I first met my friend (and companion on this trip) Serge Savard shortly after my fathers death.
I had been coveting a sleek fiberglass kayak for years but didn't want to spend the money. A little after my father Hyman died (of leukemia - mine was a grotesque quirk of fate) I decided life was too short - I went to buy a fiberglass kayak and met Serge who worked at Kayakqua (then on Sherbrooke street). We struck up a friendship and soon I was going on kayak trips with or led by Serge (at least 15 so far)
On one of our earliest trips the weather was terrible, but Serge, with his characteristic calmness said "its a part of the sport" and we paddled on.
This morning started as "its a part of the sport" type of day. I started out from Bourbon Lancy in a drizzle, which promptly turned into steady rain. I was dressed for it (with good waterproof gear from MEC), but the first 30k to Digoin was continuous hills (some steep), I worked my way up, then braked all the way down to avoid skidding out on the wet road. It took me 2 hours to cover the distance. It was tough.
Once I arrived in Digoin (and a boisterous May 1 parade) the day underwent a drastic improvement. I met Serge who had driven there and we continued on the banks of the Canal du Centre - nice and flat and pretty, even in a drizzle. After another 30k (62k in total before lunch!) we came to a lovely auberge right beside the canal and had a proper and leisurely lunch.

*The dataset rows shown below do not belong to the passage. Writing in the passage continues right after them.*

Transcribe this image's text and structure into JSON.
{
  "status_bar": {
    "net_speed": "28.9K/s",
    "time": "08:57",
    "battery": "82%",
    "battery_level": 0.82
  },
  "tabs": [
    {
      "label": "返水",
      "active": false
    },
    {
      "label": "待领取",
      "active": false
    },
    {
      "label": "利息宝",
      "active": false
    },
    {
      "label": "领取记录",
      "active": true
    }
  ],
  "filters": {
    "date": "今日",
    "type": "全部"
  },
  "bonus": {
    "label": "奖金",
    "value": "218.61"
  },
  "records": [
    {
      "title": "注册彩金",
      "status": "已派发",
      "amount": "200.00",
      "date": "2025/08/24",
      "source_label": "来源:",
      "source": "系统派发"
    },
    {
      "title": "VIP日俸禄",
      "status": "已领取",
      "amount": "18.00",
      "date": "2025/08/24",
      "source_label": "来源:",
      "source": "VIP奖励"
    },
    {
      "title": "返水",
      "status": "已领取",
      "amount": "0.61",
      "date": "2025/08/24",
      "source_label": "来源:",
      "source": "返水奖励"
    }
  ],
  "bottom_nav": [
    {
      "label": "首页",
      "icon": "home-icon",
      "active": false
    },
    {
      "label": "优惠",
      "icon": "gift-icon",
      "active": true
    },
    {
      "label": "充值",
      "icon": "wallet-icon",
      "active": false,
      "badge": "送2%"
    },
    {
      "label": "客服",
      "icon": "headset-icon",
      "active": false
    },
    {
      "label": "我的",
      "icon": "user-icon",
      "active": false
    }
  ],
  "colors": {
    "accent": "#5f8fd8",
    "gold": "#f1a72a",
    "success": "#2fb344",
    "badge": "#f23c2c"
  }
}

We then pedaled on to Montceau-les-Mines (coal mines now closed) where we met Annie and Daniel Sotty who asked us where we were going, and if we needed help, when we were stopped by the side of the road looking at a map. When we told him we were looking for a hotel, he led us to one. With his wife he cycles around Europe on long expeditions, he is cycling with her to Moscow soon, at 69 years old! See his wonderful family website at http://www.sotty.com/ – “Le clan des Sotty en Bourgogne :Une famille vraie où les mots liberté, dignité, responsabilité, respect, tolérance, solidarité, concertation, expérimentation, critique, militantisme, plaisir, travail et action .... sont quotidiennement actuels et en vigueur." We also met Mr Jean le Clou, who is 79 - he remembers the Germans during the war, and locals taken to Germany never to return.
We are now in the hotel restaurant, enjoying Tavoras (a large slice of bread topped with ingredients and local cheese, and grilled ) and wonderful local wine (Cave du Pere Tienne from Macon).
I could not be doing this trip without Serge, I owe a great deal to him. He has taught me that even the toughest times "are just part of the sport".
Ten years ago I was diagnosed with acute leukemia. I was 49 years old, with a wonderful wife and two adorable children, many fulfilling interests, and a great career, In short, a charmed life. From one day to the next, I was thrown into a battle of life and death.
Thanks to the wonders of science, the help of devoted, caring and skilled doctors and nurses, and a bone marrow transplant (from my brother) I survived. More importantly, through the experience of my illness and recovery, I have grown and flourished.
To celebrate my recovery, and all those without whom it would have been impossible, I cycled across Europe in April and May 2010, and the blog of my trip is at www.acelebrationoflife.blogspot.com.
In 2012 I published Portraits of Hope, see www.portraitsofhope.ca.
This year, to mark the 10th anniversary of my reciverywe established the Maryse and William Brock Chair in Applied Research into Stem Cell Transplantation.
Together we can beat leukemia.